Rangers urge safety to avoid more wildfires in New England

Dry conditions and carelessness with fire has fueled a spate of wildfires this spring across parts of New England, and officials urged caution at cookouts and campsites this holiday weekend.

Going into the weekend, the Maine Forest Service had responded to nearly 430 wildfires, a concerning number.

Forest rangers urged campers make sure their campfire is fully extinguished before leaving it. They also urged people to obey open burning laws and to obtain a permit before burning brush.

Property owners burning brush sparked a forest fire in Killington, Vermont earlier this month. Firefighters fought the fire for a number of days in steep and difficult terrain. Also this month a brush fire spread across nearly 1,000 acres (405 hectares) in western Massachusetts and state officials said it was the state’s largest wildland fire in more than two decades.

Dry conditions are contributing to fires and persisting. And scattered showers this weekend won’t alter that, officials said.

The drought monitor released on Thursday showed most of Maine is “abnormally dry” while most of New Hampshire and Vermont are abnormally dry or in a moderate drought.

The region is coming off several months of dry weather.

Portland, Maine, was about 4.8 inches below normal and Concord, New Hampshire, about 4.3 inches below normal in March 1, said Derek Schroeter, meteorologist from the National Weather Service.

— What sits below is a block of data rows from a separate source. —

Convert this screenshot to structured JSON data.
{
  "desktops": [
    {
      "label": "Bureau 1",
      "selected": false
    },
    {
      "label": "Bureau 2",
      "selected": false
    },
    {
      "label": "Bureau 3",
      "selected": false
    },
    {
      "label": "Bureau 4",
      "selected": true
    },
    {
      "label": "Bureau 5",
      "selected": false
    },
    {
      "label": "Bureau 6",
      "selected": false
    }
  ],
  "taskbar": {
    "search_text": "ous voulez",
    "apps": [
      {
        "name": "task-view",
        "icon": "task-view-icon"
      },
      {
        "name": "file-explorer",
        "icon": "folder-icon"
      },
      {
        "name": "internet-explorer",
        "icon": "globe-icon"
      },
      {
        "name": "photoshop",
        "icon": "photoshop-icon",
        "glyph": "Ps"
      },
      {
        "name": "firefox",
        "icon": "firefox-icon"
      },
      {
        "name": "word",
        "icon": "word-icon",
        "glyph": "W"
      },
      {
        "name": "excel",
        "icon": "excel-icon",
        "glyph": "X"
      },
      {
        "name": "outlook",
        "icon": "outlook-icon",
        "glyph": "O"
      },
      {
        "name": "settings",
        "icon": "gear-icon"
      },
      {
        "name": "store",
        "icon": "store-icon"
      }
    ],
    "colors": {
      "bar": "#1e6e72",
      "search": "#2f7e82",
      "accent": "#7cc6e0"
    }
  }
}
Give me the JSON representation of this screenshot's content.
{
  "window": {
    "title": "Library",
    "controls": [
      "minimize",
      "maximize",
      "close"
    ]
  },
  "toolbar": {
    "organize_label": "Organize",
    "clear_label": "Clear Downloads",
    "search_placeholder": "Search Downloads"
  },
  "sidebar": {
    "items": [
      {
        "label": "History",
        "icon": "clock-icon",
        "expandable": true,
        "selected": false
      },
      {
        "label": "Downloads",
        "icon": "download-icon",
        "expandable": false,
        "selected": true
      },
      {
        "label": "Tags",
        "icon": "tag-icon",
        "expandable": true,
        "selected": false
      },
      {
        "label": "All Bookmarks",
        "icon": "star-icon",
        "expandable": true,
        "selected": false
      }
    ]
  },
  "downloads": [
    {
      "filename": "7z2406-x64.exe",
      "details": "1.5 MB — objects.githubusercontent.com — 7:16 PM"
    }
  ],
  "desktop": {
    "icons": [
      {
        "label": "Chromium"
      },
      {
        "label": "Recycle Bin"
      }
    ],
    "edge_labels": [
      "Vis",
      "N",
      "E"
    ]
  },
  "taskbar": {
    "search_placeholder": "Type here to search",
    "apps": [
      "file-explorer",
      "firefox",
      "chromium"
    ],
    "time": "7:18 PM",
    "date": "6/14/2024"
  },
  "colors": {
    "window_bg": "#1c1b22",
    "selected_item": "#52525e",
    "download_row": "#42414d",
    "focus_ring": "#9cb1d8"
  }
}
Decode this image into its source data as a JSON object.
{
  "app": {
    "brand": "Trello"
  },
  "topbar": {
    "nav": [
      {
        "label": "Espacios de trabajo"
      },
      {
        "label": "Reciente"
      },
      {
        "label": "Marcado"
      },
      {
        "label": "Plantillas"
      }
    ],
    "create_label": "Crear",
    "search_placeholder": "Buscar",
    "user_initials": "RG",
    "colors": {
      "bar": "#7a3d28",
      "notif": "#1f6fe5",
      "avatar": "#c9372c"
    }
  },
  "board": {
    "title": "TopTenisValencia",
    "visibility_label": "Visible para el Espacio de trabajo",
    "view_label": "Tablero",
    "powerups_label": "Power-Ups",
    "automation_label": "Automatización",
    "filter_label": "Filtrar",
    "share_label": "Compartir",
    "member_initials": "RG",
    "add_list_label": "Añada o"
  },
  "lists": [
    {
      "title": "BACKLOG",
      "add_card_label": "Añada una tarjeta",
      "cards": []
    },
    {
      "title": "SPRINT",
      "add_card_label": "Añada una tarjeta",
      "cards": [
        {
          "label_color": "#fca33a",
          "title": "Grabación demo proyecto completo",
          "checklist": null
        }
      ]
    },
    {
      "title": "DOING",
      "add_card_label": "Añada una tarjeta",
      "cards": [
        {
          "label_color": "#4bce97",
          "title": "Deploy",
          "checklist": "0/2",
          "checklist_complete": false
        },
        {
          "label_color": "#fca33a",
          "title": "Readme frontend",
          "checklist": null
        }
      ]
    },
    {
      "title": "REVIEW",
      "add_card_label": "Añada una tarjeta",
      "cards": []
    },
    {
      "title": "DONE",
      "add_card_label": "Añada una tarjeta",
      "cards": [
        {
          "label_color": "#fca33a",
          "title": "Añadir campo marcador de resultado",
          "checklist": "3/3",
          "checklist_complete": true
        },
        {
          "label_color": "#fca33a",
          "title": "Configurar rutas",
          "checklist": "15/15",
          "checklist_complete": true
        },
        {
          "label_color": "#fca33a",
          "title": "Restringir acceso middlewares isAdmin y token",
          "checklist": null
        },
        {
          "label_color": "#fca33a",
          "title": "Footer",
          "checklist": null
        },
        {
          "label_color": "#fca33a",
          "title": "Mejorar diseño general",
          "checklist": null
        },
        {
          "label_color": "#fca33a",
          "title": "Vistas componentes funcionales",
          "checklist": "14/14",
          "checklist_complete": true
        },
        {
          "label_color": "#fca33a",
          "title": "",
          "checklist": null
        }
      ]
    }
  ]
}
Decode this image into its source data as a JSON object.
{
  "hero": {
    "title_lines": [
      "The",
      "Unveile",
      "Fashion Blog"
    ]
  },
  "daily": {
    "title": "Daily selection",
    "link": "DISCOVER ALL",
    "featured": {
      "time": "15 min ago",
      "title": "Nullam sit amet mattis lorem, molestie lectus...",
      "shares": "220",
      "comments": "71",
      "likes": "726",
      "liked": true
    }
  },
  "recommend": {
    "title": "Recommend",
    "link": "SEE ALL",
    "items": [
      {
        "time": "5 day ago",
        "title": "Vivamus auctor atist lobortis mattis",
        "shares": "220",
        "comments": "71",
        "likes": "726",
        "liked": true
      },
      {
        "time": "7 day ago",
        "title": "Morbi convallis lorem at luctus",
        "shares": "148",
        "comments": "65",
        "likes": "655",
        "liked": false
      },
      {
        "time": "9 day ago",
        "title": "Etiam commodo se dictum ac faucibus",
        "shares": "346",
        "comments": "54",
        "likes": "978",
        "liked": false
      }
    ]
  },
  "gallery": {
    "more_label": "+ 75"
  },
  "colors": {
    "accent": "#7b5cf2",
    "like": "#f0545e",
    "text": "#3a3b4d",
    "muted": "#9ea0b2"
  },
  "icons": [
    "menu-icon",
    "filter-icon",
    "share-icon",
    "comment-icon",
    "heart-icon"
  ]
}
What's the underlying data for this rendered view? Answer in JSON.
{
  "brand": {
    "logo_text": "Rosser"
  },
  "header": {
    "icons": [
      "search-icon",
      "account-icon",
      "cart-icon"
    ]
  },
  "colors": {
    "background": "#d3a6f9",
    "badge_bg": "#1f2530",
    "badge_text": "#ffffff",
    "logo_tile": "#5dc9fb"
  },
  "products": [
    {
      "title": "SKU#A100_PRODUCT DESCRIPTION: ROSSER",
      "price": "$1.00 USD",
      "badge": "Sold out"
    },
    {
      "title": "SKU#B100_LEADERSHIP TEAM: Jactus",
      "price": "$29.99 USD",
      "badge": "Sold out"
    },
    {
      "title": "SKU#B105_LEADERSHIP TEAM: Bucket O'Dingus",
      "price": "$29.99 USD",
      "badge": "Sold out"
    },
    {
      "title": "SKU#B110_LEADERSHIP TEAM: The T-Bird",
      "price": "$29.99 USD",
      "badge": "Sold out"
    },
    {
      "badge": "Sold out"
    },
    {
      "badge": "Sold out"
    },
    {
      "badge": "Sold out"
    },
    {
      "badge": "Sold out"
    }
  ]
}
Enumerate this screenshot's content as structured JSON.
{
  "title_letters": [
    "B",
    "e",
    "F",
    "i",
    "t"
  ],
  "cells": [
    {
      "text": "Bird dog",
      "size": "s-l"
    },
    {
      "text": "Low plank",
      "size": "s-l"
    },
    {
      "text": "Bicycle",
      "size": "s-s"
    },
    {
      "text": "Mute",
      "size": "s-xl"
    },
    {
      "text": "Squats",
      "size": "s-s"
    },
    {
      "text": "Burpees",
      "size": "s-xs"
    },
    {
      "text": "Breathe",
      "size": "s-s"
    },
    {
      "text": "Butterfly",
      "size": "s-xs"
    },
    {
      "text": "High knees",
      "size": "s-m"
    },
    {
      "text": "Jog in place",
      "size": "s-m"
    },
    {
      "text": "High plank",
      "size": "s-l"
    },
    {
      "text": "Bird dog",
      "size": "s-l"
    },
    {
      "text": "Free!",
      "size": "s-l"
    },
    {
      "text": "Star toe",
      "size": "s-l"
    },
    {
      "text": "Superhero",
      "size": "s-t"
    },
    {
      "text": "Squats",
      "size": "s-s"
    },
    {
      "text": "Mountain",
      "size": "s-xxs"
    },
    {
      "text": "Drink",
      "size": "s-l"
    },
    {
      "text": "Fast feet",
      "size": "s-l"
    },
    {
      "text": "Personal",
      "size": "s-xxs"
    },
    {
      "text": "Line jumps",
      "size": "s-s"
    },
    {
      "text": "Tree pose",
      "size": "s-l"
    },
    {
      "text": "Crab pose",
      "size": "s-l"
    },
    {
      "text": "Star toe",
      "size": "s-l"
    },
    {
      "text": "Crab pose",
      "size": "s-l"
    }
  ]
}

Vegetation has begun to turn green and that will help to reduce the fire hazard as spring progresses.